That’s a far cry from the woman who opens her home to 50 kids with issues and ticks off recent deaths of kids she knows,. kids who will won’t be in any group photos any more.

The arguments over the rights to own guns and other types of shouting matches in our present political reality will not get to the heart of the matter.

But, the person who opens a home, naively, at first, finds out that there is one more safe haven. Other homes, churches, schools, and other locations become safe (as much as is possible) havens, where young and old are invited to put violence aside and explore other options to resolve issues.

The woman in Chicago, the youth worker in a court system in Iowa, the choir director in a small church, a teacher in a classroom, the proprietor of the local coffee shop, each is making connections with others, and it is those connections that offer ways to reduce the violence.

Alienation, soul-sickness are at the root of the violence that ends life.
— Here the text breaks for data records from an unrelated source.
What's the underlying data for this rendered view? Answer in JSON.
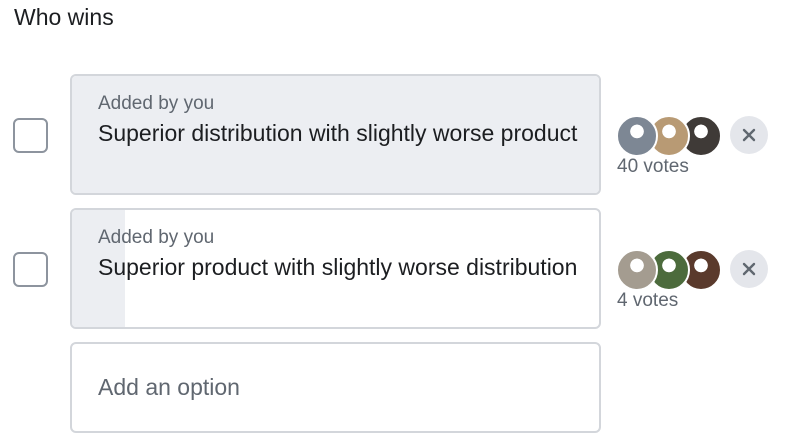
{
  "poll": {
    "question": "Who wins",
    "options": [
      {
        "added_by": "Added by you",
        "label": "Superior distribution with slightly worse product",
        "votes_label": "40 votes",
        "vote_share": 1.0,
        "voter_avatars": [
          "avatar-voter",
          "avatar-voter",
          "avatar-voter"
        ],
        "avatar_colors": [
          "#7d8794",
          "#b89a74",
          "#3f3a37"
        ]
      },
      {
        "added_by": "Added by you",
        "label": "Superior product with slightly worse distribution",
        "votes_label": "4 votes",
        "vote_share": 0.1,
        "voter_avatars": [
          "avatar-voter",
          "avatar-voter",
          "avatar-voter"
        ],
        "avatar_colors": [
          "#a49c90",
          "#4c6b3c",
          "#5a3a2c"
        ]
      }
    ],
    "add_option": {
      "placeholder": "Add an option"
    }
  },
  "colors": {
    "fill": "#eceef2",
    "border": "#d3d6db",
    "secondary_text": "#606770",
    "remove_button_bg": "#e4e6eb"
  },
  "icons": {
    "remove": "close-icon",
    "checkbox": "checkbox-icon"
  }
}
The woman in Chicago gets it. So should we all. I hope I can be part of what it takes to offer alternatives.

Winter’s coming

Tomorrow, the first winter storm is scheduled for northwest Iowa. Goodie. Time to find the snow shovel. Goodie. Time to start thinking about making  sure I avoid black ice when I’m walking (and driving). Goodie.

One consolation: the wood stove. Love that style of heat.

A little early

Six female wild turkeys strolled past the front doors of Alton Presbyterian after the service this morning. I haven’t a clue to where they were headed. They sauntered down the sidewalk east and turned north at the alley.

Most likely they were headed to cover near the Floyd River.

Folks commented that they were late for church and a little early for Thanksgiving.

From warm to cold

What a weird day this has been. This morning, 7 a.m., the temperature was in the 60s and conditions very humid. Walked the six blocks or so to work in shirtsleeves, knowing that the forecast was for a cooling down.

Cool down it did. By noon, walking home, I wished I had brought a sweater or a light coat.

By evening and the women’s soccer game, where I was to capture images for our little weekly, the wind was whistling from the west and the temperature was down to the upper 30s.

By then, though, I’d figured out that the day was going to end on the cold side. I layered up and watched a 1-0 battle with stocking cap, gloves, hoodie and jacket.

Now, it’s later in the evening, and I’m warming my bones around our wood stove.

What a weird day this has been.

Time change

I caught a sunrise moment.

Morning’s shadow shrouded the near back yard, the bare birch and deepened the evergreen.

The neighbor’s trees glowed with the rising sun, the gold fired by its light.

Then, sun rising, light glancing in, the evergreens glowed, top down.

And one of the few birch leaves left spiraled to earth.

Great, still, morning minutes.